Many studies point out that implementing the Housing First model would reduce significantly the public cost of social services. According to the Spanish Statistical Office, in Spain a room in a hostel costs an average of €39 per day, while a one-person apartment with all the basic needs included, costs €34 euros per day. Without mentioning that the use of sanitary emergencies, police interventions, doctor visits, the number of ambulances and so on is also reduced.

The philosophy behind the the Housing First model and Homeless Entrepreneurs model is very different as they’re addressed to different kinds of people. Housing First is addressed to people in very raw conditions, while the work of Andrew Funk’s association is addressed to those people who can work themselves. Despite the differences, Andrew Funk is surprised that the City Council and other homeless associations in Barcelona see Homeless Entrepreneurs as an opponent instead of a new team-mate in the field.

“The biggest surprise is that we are getting blocked by other associations that are supposed to be helping homeless people. They see us as competitors in the sector. But there is public money behind those other initiatives, maybe that’s why they create obstacles for new associations like ours that is trying to add value.”

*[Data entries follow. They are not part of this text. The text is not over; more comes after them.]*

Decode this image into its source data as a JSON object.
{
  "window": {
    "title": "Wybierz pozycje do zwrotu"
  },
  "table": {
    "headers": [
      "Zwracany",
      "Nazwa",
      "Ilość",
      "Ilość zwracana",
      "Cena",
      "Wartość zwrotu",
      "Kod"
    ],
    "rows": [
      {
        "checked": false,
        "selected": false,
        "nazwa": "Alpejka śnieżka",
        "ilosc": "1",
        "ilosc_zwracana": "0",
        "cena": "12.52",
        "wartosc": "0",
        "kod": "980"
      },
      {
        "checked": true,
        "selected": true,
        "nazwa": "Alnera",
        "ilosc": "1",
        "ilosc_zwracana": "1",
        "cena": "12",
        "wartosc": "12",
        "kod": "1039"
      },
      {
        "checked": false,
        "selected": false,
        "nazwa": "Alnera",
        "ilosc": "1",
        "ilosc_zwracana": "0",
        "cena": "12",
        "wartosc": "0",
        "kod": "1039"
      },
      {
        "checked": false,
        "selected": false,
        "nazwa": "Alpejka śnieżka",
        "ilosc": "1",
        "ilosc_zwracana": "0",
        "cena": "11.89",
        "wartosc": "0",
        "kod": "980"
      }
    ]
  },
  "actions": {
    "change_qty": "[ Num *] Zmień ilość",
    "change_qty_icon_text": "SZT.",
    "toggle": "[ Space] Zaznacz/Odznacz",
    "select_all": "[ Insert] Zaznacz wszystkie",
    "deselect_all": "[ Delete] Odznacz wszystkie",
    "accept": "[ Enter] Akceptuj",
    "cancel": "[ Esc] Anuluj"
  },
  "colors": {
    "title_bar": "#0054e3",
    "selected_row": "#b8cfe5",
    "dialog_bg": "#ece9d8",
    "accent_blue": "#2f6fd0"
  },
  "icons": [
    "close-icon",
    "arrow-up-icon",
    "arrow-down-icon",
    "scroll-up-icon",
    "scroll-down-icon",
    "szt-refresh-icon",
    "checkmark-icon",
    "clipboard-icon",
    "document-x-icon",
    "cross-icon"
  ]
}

Despite the obstacles, the association is developing every day. Now, they have six ‘Homeless Entrepreneurs’, and Andrew Funk says that if the organisation continues to grow at the same rate, the number of ‘Homeless Entrepreneurs’ will double every six month. Andrew Funk believes it’s possible to end homelessness in Barcelona, even though he admits that it’s a slow process in the beginning.

“A lot of people on the street are not convinced yet about working, because they know they can survive without doing so, so we have to show them that their lives will actually improve if they work. When they see their friends leaving the street for a happier life, they hopefully begin to consider following the same steps”.

The way Homeless Entrepreneurs can make other homeless people “jealous” is by using social media, which Andrew Funk calls “essential” to their success. Therefore, the results of all donations to Homeless Entrepreneur are posted on social media like Facebook, Twitter or Instagram. For example, if a Homeless Entrepreneur receives a donation so he or she can travel without getting a fine, they post a picture of their T-10 ticket, so people can see that even small donations can make a difference.

Since Vincent and Andrew Funk met each other for the first time back in November, Vincent has grown a lot, but he’s still homeless and lives in temporary accommodation at Sant Joan de Déu, which he must leave in five weeks. Nevertheless, he’s still very optimistic about his future. He teaches English a few hours per month and he’s also writing two books; 28 Ways to Improve Your English and 28 Ways to Improve Your Life, where he’ll tell short stories from the streets.

“Writing is an opportunity to show the people of Barcelona that these Homeless Entrepreneurs really grow. Look at where they started, and where they are now. When I publish the book, I want to show people that I’m an example to follow.” Vincent’s expectation is that he will end his homelessness in about three months. But even if he succeeds, he’s still going to keep working with Homeless Entrepreneurs because he wants to give something back to the association that gave him so much.

“Getting off the streets has definitely something to do with a frame of mind, so if you don’t have someone encouraging you, your situation is not going to change. For me, the future is bright and I have the support that I need. I grow every day.”

Related posts

Silenced Solidarity: Students suspended from UK universities

1 Mins read
Student suspensions due to pro-Palestinian action are on the rise at UK Universities. What is happening and what can we do?

The women are revolting!

1 Mins read
A picture of ‘housewives with steak knives’ on show in Tate Britain.

What's it like to be queer and Muslim?

1 Mins read
Challenging the Westernised portrayal of queer Muslims as victims and exploring how the two identities can be reconciled.